7 He believed the dualistic conceptualization of thinking and doing to be false. Rather he proposed a reciprocal, continuous relationship between thinking and doing that is reflected in the work of the other researchers discussed in this paper (Vanderstraeten & Biesta, 1998). As a leader in the progressive education movement in the early 20th century, his work set the stage for an acceptance of the work of later researchers. Jean Piaget Jean Piaget (2001) was a Swiss biologist, philosopher, and behavioral scientist who developed one of the most significant theories in Cognitive psychology.
8 His stage theory gained wide acceptance in the 1960s and 1970s as a result of the translations of his work into English and its promotion by influential American psychologists ( , Flavell, 1963). His impact on the field of Cognitive Development cannot be overstated, even though many of the precepts he developed have been criticized by subsequent evidence (Parent, Normandeau & Larivee, 2000). Piaget described himself as a genetic epistemologist. His work focused on developing a general theory of knowledge, how a child develops a knowledge of his or her world, and the role that biology plays in that Development .
9 To Piaget, intelligence is represented by how an organism interacts with its environment through mental adaptation. This adaptation is controlled through mental organizations or structures that an individual uses to represent the world; it is driven by a biological impulse to obtain balance (homeostasis or equilibrium) between those mental organizations and the environment. Piagetian theory can be discussed in two parts: 1) his theory of adaptation and the process of using Cognitive schemes and 2) his theory of Cognitive developmental stages (Huitt and Hummel, 1998).
10 The process of coming to know, the first aspect of Piaget's (2001) theory, starts with the fact that individuals are born with reflexes that allow them to interact with the environment.
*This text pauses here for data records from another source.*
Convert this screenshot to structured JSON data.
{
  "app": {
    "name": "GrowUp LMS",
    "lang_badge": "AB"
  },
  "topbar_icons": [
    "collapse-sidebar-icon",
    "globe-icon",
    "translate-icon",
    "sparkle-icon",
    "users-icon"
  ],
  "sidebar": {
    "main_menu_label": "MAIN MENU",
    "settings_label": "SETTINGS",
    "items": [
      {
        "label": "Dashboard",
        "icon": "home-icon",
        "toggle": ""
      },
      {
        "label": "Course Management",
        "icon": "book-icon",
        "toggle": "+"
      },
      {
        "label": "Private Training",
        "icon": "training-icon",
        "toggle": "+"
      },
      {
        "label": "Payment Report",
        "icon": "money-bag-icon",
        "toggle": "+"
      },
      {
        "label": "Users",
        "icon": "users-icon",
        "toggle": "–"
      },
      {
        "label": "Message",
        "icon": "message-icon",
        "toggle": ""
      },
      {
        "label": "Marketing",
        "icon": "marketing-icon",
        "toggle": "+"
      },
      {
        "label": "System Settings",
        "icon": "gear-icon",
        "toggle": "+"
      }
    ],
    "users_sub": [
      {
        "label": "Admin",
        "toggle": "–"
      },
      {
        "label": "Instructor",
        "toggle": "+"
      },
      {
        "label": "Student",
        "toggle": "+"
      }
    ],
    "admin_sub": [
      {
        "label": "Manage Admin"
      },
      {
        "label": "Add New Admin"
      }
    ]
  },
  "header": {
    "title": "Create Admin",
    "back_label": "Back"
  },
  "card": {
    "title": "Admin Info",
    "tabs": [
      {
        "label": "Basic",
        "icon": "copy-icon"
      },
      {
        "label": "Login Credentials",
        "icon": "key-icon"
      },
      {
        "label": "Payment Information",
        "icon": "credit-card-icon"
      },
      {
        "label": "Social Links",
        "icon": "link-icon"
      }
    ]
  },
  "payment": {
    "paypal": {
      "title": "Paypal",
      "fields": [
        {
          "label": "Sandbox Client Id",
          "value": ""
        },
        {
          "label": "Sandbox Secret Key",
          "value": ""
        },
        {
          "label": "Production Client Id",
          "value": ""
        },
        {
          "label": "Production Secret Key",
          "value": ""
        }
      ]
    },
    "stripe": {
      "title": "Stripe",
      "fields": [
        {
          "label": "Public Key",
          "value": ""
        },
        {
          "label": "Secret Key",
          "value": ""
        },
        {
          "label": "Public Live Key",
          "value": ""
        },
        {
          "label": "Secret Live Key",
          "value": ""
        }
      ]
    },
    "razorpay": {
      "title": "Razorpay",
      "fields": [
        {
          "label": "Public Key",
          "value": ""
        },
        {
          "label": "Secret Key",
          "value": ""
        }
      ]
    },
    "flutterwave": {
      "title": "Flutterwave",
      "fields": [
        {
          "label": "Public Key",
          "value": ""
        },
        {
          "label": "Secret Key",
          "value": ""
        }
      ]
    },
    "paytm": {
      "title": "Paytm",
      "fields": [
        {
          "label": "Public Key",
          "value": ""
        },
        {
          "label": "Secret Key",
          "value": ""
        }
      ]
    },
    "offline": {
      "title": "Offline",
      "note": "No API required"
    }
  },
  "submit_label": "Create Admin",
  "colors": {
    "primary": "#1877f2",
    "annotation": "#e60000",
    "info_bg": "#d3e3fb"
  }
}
These reflexes are quickly replaced by constructed mental schemes or structures that allow them to interact with, and adapt to, the environment. This adaptation occurs in two different ways (through the processes of assimilation and accommodation) and is a critical element of modern constructivism . Adaptation is predicated on the belief that the building of knowledge is a continuous activity of self-construction; as a person interacts with the environment, knowledge is invented and manipulated into Cognitive structures.